The result was a clear majority for self-determination, with 75% voting in favour.

In Algeria, a slightly lower percentage – 69% – voted in favour. More than 40% of the electorate abstained in response to a campaign by the rebel pro-independence group FLN to boycott the vote.

The FLN, led by Ben Bella, has been waging an increasingly violent guerrilla war against French colonists for seven years, causing a political crisis in France.

The French President, Charles de Gaulle, was elected back into office three years ago on a mandate to prevent the war in Algeria spilling over into France.

The six historical Leaders of the FLN: Rabah Bitat, Mostefa Ben Boulaïd, Didouche Mourad, Mohammed Boudiaf, Krim Belkacem and Larbi Ben M’Hidi.

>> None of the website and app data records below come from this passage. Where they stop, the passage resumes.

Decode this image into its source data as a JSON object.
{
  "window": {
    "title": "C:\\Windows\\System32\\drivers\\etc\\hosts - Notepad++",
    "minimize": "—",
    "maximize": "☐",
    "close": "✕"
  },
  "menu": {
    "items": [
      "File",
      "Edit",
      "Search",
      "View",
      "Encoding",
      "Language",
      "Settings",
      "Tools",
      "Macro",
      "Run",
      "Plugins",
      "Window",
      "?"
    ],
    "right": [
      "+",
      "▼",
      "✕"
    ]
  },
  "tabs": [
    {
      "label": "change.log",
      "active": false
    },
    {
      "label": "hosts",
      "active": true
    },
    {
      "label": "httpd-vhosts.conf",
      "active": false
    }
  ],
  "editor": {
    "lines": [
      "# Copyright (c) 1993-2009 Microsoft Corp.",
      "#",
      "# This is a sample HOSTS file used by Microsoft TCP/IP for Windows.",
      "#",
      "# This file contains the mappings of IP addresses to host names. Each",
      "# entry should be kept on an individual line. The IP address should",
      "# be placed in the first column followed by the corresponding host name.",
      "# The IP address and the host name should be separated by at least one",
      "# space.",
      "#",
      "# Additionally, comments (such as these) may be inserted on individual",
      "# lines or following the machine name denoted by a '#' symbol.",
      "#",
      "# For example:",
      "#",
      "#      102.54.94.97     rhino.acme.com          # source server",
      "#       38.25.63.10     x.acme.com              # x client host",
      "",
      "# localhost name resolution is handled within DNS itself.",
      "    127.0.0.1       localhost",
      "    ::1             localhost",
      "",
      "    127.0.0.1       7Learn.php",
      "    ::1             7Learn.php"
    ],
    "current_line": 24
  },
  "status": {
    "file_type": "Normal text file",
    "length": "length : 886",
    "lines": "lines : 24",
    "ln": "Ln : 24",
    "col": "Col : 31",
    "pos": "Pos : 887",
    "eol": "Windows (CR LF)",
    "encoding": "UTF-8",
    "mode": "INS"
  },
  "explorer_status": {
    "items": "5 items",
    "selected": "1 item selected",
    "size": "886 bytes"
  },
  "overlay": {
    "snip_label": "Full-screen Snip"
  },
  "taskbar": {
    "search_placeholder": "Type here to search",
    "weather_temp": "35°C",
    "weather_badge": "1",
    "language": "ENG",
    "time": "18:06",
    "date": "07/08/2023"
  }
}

‘Striking response’

The referendum result was welcomed by French Prime Minister Michel Debrι as a “clear and striking response”.

General de Gaulle was informed of the results by telephone at his country home at Colombey-les-Deux-Eglises and remarked that the “good sense” of the people had prevailed.

He had staked his political future on the referendum result, saying in a broadcast to the nation three days ago that it would be a matter between himself and the individual voter.

There was an atmosphere of high tension in Algeria as voting took place.

Security was at its highest in the capital, Algiers, where an estimated 20,000 French troops were on patrol.

Soldiers of the 3e RPC in the Casbah of Algiers.


In the event, however, the voting passed off relatively peacefully.

There was some violence – in one of the worst incidents, ten Algerians and a French army corporal were killed in the south of the country when officials said the rebel FLN staged a raid on a polling booth. But overall the authorities expressed relief that it had not been worse.

Algeria has the largest white settler population of any French African colony, with a million people of French descent holding power over eight million Algerian Muslims.

The Muslim population has little political or economic power, and few legal rights, and discontent is now at such a level that half a million French troops are stationed in the country.

De Gaulle’s 1958 speech in Algiers

In context 

French settlers in Algeria reacted with outrage to this clearest sign yet that Algeria was heading towards independence.

The former military commander in Algeria, General Raoul Salan, founded the Organisation de l’Armιe Secrθte (OAS), an extremist organisation of French settlers determined to fight the independence movement.

Led by Salan and a group of French army officers it staged an unsuccessful coup in Algiers in April 1961 as well as carrying out several bomb attacks in mainland France and attempting to assassinate President de Gaulle on several occasions.

Salan was captured in Algiers in 1962 and imprisoned from 1962-1968.

After his arrest the OAS gradually disintegrated. The Evian Agreements between the French government and Ben Bella for the FLN brought independence to Algeria in July 1962.

French officials estimate the eight years of terrorism and warfare leading to independence cost 350,000 lives – Algerian sources put the figure much higher at 1.5 million.

In 1965 de Gaulle was elected president for a second term but resigned in 1969.

He died of a heart attack on 9 November 1970, aged 79.

Barricades in Algiers. “Long live Massu” (Vive Massu) is written on the banner, January 1960.